These delectable offerings not only satisfy hunger but also evoke a sense of joy and connection to Yucatecan culture. The vibrant colors and fragrant aromas that permeate the streets create an immersive culinary experience for locals and visitors alike. Each bite tells a story—a tale of tradition passed down through generations.

As we have explored the unique flavors, spices, and street food options within Yucatecan cuisine, it becomes evident that this regional variety is much more than just nourishment. It represents a fusion of Mayan traditions with influences from Spanish colonizers and Caribbean migrants. In our next section on Influences and Cultural Significance of Yucatecan Cuisine, we will delve deeper into these historical connections and understand how they have shaped one of Mexico’s most celebrated gastronomic treasures.

Influences and Cultural Significance of Yucatecan Cuisine

In exploring the influences and cultural significance of Yucatecan cuisine, it is evident that this regional variety of Mexican food has been shaped by a rich history and diverse culinary traditions. One example that highlights these influences is the fusion between Mayan ingredients and European cooking techniques in dishes such as Cochinita Pibil. This traditional Yucatecan dish consists of slow-roasted pork marinated with achiote paste, bitter orange juice, and various spices wrapped in banana leaves.

The cultural significance of Yucatecan cuisine can be seen through its ability to bring people together and celebrate the region’s heritage. It serves as a symbol of pride for the local community, showcasing their unique flavors and culinary expertise. Furthermore, the popularity of Yucatecan cuisine extends beyond its borders, attracting tourists from all over the world who are eager to experience the vibrant flavors and explore its historical roots.

To further illustrate the importance of Yucatecan cuisine in shaping the region’s identity, consider the following bullet-point list:

  • Preservation of ancient Mayan culinary traditions
  • Integration of Spanish ingredients and cooking techniques
  • Influence from Caribbean flavors due to proximity
  • Adaptation to modern tastes while maintaining authenticity

In addition to these influences, another aspect worth mentioning is how Yucatecan cuisine reflects social dynamics and economic factors within the region. The table below provides an overview:

Factors Shaping Yucatecan Cuisine Impact
Historical trade routes Introduction of new ingredients
Migration patterns Culinary exchange with other regions
Socioeconomic changes Evolutionary adaptations

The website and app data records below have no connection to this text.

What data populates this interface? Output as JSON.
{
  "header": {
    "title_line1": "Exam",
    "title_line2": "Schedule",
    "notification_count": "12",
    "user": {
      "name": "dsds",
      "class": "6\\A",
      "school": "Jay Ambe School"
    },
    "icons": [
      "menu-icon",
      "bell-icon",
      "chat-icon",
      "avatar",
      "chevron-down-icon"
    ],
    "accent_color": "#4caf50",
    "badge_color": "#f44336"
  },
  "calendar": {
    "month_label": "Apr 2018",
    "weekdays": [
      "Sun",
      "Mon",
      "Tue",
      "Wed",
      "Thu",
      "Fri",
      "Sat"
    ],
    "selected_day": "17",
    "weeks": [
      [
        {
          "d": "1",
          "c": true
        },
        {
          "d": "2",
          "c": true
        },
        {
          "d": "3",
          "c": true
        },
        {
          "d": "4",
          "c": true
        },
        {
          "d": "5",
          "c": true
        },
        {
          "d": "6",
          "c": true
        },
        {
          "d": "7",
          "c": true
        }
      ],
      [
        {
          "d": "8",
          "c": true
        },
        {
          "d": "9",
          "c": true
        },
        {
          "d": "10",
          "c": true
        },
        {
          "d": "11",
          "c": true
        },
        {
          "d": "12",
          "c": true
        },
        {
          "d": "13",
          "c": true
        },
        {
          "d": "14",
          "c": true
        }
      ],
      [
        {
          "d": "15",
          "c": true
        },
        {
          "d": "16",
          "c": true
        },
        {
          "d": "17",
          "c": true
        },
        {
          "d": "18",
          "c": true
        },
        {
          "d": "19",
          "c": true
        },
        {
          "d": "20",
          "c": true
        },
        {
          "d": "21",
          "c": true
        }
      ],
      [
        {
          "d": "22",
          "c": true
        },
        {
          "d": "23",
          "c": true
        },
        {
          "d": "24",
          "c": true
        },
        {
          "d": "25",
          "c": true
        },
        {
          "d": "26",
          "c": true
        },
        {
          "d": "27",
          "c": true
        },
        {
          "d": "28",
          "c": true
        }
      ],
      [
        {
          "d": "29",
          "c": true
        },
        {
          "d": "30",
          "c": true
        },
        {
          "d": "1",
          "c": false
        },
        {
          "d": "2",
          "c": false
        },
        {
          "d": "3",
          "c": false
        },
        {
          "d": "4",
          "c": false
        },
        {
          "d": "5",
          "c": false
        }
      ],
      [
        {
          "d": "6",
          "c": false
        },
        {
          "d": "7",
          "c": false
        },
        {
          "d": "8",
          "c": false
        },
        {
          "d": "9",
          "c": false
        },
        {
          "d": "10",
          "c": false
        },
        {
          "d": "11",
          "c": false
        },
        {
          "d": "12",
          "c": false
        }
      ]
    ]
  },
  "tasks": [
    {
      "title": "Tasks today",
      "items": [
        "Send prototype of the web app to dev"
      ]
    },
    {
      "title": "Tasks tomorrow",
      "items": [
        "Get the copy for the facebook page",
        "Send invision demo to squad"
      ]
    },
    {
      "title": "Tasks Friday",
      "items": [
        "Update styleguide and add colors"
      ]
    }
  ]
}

Through understanding these factors, one gains insight into how Yucatecan cuisine continues to evolve while staying true to its roots. As locals preserve their culinary traditions and embrace new influences, they contribute to a dynamic and thriving food culture that enhances the region’s cultural heritage.

In summary, the influences and cultural significance of Yucatecan cuisine are multifaceted. By blending indigenous ingredients with European cooking techniques, this regional variety of Mexican food has created a unique culinary identity. Its popularity extends beyond local borders, attracting tourists eager to explore its vibrant flavors. Additionally, social dynamics and economic factors continue to shape Yucatecan cuisine, ensuring its evolution while maintaining its authentic roots.